**Work instructions**
For each line of the data below that contains "rest", return that line.
★ ★ ★ ★ ★ ★ ★
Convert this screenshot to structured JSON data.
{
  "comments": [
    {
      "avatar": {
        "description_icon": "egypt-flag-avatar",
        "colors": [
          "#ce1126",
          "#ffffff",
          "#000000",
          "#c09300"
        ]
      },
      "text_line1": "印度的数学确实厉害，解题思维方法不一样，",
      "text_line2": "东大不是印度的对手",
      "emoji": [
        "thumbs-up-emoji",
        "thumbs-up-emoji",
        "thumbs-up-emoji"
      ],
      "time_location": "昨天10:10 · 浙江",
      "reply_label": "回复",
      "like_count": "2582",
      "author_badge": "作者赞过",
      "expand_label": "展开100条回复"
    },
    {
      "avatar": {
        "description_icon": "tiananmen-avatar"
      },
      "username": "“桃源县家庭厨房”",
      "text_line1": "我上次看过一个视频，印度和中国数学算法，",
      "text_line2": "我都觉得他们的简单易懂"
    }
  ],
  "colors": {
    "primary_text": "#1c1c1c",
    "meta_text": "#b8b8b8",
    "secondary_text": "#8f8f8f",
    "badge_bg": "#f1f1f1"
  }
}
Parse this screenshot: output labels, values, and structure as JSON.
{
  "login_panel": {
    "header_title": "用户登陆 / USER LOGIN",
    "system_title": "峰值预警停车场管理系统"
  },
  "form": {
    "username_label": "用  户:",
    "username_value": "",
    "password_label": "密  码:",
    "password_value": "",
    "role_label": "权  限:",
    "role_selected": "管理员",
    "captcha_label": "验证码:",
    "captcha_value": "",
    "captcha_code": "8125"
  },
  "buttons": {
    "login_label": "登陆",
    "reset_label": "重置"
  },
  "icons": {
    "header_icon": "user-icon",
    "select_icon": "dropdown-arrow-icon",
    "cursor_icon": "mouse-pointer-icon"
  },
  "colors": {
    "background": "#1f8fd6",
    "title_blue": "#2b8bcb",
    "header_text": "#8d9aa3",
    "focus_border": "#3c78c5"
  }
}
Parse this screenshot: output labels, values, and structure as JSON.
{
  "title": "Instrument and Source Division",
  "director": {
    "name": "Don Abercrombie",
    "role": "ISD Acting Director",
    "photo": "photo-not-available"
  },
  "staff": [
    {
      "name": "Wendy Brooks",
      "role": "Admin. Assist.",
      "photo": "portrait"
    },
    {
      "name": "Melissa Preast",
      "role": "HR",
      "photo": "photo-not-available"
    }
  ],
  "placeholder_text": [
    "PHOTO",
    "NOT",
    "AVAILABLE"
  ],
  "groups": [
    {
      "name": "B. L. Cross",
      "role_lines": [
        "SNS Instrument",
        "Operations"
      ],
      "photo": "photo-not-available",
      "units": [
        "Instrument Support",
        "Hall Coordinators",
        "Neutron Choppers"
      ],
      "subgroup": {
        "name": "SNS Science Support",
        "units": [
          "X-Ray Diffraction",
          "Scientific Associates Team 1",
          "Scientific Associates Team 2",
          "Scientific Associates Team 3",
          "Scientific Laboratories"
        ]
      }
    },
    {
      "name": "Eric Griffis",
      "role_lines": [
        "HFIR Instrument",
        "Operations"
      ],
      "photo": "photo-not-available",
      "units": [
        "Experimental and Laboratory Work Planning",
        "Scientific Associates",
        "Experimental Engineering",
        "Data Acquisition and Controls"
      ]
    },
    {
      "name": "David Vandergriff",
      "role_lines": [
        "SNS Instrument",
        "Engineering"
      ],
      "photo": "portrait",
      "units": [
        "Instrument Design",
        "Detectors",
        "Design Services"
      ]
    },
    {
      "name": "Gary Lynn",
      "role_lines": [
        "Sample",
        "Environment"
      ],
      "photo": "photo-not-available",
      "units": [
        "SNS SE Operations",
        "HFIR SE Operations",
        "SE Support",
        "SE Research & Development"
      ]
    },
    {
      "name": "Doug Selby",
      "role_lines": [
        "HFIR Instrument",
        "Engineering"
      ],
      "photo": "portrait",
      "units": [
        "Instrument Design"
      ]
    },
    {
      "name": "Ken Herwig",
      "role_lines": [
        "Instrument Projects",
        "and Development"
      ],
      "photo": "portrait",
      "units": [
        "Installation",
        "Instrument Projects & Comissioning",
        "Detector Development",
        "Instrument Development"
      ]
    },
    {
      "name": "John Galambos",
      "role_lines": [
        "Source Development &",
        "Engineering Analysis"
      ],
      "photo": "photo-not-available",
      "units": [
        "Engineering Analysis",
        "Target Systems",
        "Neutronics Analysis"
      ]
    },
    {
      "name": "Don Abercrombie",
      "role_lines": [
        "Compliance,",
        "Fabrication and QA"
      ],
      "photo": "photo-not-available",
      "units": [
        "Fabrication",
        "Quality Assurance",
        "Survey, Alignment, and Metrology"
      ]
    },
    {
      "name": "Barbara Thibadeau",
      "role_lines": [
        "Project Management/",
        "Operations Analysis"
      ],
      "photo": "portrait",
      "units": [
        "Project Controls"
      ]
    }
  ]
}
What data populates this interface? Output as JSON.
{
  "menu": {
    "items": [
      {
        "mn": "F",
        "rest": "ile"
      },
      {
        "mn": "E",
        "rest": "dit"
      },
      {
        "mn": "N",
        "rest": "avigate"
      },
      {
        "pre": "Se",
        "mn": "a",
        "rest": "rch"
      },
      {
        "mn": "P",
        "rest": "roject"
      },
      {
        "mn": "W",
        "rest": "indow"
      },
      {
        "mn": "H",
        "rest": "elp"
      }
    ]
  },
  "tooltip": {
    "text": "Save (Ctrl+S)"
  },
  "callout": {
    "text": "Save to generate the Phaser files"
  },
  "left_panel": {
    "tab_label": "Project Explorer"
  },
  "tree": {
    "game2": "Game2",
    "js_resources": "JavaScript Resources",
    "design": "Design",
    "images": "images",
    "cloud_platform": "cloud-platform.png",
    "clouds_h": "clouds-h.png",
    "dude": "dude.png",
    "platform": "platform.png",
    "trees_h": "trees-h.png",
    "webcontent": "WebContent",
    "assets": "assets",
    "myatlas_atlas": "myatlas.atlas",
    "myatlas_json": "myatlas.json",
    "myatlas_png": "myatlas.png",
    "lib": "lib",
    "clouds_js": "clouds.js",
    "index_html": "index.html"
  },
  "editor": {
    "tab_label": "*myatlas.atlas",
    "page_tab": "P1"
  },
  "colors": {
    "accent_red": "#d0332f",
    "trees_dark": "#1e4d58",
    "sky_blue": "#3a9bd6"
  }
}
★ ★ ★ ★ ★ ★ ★
**Your response**
        "rest": "ile"
        "rest": "dit"
        "rest": "avigate"
        "rest": "rch"
        "rest": "roject"
        "rest": "indow"
        "rest": "elp"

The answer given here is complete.